::: Material shown :::

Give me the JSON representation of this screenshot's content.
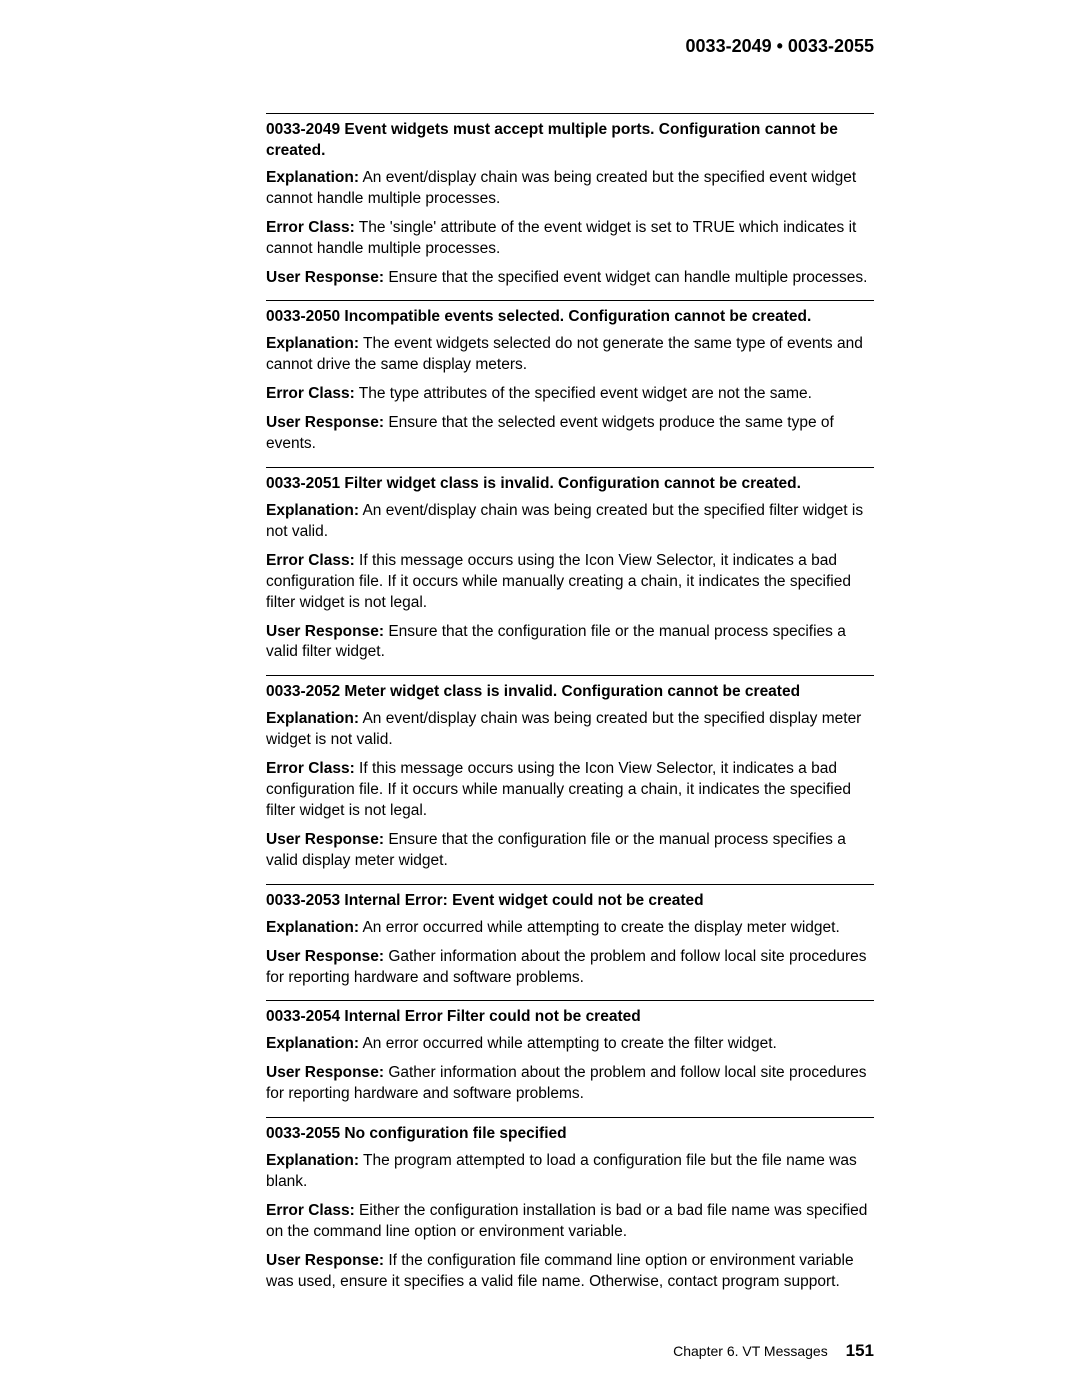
{
  "header": "0033-2049 • 0033-2055",
  "labels": {
    "explanation": "Explanation:",
    "error_class": "Error Class:",
    "user_response": "User Response:"
  },
  "entries": [
    {
      "title": "0033-2049 Event widgets must accept multiple ports. Configuration cannot be created.",
      "explanation": "An event/display chain was being created but the specified event widget cannot handle multiple processes.",
      "error_class": "The 'single' attribute of the event widget is set to TRUE which indicates it cannot handle multiple processes.",
      "user_response": "Ensure that the specified event widget can handle multiple processes."
    },
    {
      "title": "0033-2050 Incompatible events selected. Configuration cannot be created.",
      "explanation": "The event widgets selected do not generate the same type of events and cannot drive the same display meters.",
      "error_class": "The type attributes of the specified event widget are not the same.",
      "user_response": "Ensure that the selected event widgets produce the same type of events."
    },
    {
      "title": "0033-2051 Filter widget class is invalid. Configuration cannot be created.",
      "explanation": "An event/display chain was being created but the specified filter widget is not valid.",
      "error_class": "If this message occurs using the Icon View Selector, it indicates a bad configuration file. If it occurs while manually creating a chain, it indicates the specified filter widget is not legal.",
      "user_response": "Ensure that the configuration file or the manual process specifies a valid filter widget."
    },
    {
      "title": "0033-2052 Meter widget class is invalid. Configuration cannot be created",
      "explanation": "An event/display chain was being created but the specified display meter widget is not valid.",
      "error_class": "If this message occurs using the Icon View Selector, it indicates a bad configuration file. If it occurs while manually creating a chain, it indicates the specified filter widget is not legal.",
      "user_response": "Ensure that the configuration file or the manual process specifies a valid display meter widget."
    },
    {
      "title": "0033-2053 Internal Error: Event widget could not be created",
      "explanation": "An error occurred while attempting to create the display meter widget.",
      "error_class": "",
      "user_response": "Gather information about the problem and follow local site procedures for reporting hardware and software problems."
    },
    {
      "title": "0033-2054 Internal Error Filter could not be created",
      "explanation": "An error occurred while attempting to create the filter widget.",
      "error_class": "",
      "user_response": "Gather information about the problem and follow local site procedures for reporting hardware and software problems."
    },
    {
      "title": "0033-2055 No configuration file specified",
      "explanation": "The program attempted to load a configuration file but the file name was blank.",
      "error_class": "Either the configuration installation is bad or a bad file name was specified on the command line option or environment variable.",
      "user_response": "If the configuration file command line option or environment variable was used, ensure it specifies a valid file name. Otherwise, contact program support."
    }
  ],
  "footer": {
    "chapter": "Chapter 6.  VT Messages",
    "page": "151"
  }
}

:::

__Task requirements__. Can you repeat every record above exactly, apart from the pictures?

__Worked solution__.
Give me the JSON representation of this screenshot's content.
{
  "header": "0033-2049 • 0033-2055",
  "labels": {
    "explanation": "Explanation:",
    "error_class": "Error Class:",
    "user_response": "User Response:"
  },
  "entries": [
    {
      "title": "0033-2049 Event widgets must accept multiple ports. Configuration cannot be created.",
      "explanation": "An event/display chain was being created but the specified event widget cannot handle multiple processes.",
      "error_class": "The 'single' attribute of the event widget is set to TRUE which indicates it cannot handle multiple processes.",
      "user_response": "Ensure that the specified event widget can handle multiple processes."
    },
    {
      "title": "0033-2050 Incompatible events selected. Configuration cannot be created.",
      "explanation": "The event widgets selected do not generate the same type of events and cannot drive the same display meters.",
      "error_class": "The type attributes of the specified event widget are not the same.",
      "user_response": "Ensure that the selected event widgets produce the same type of events."
    },
    {
      "title": "0033-2051 Filter widget class is invalid. Configuration cannot be created.",
      "explanation": "An event/display chain was being created but the specified filter widget is not valid.",
      "error_class": "If this message occurs using the Icon View Selector, it indicates a bad configuration file. If it occurs while manually creating a chain, it indicates the specified filter widget is not legal.",
      "user_response": "Ensure that the configuration file or the manual process specifies a valid filter widget."
    },
    {
      "title": "0033-2052 Meter widget class is invalid. Configuration cannot be created",
      "explanation": "An event/display chain was being created but the specified display meter widget is not valid.",
      "error_class": "If this message occurs using the Icon View Selector, it indicates a bad configuration file. If it occurs while manually creating a chain, it indicates the specified filter widget is not legal.",
      "user_response": "Ensure that the configuration file or the manual process specifies a valid display meter widget."
    },
    {
      "title": "0033-2053 Internal Error: Event widget could not be created",
      "explanation": "An error occurred while attempting to create the display meter widget.",
      "error_class": "",
      "user_response": "Gather information about the problem and follow local site procedures for reporting hardware and software problems."
    },
    {
      "title": "0033-2054 Internal Error Filter could not be created",
      "explanation": "An error occurred while attempting to create the filter widget.",
      "error_class": "",
      "user_response": "Gather information about the problem and follow local site procedures for reporting hardware and software problems."
    },
    {
      "title": "0033-2055 No configuration file specified",
      "explanation": "The program attempted to load a configuration file but the file name was blank.",
      "error_class": "Either the configuration installation is bad or a bad file name was specified on the command line option or environment variable.",
      "user_response": "If the configuration file command line option or environment variable was used, ensure it specifies a valid file name. Otherwise, contact program support."
    }
  ],
  "footer": {
    "chapter": "Chapter 6.  VT Messages",
    "page": "151"
  }
}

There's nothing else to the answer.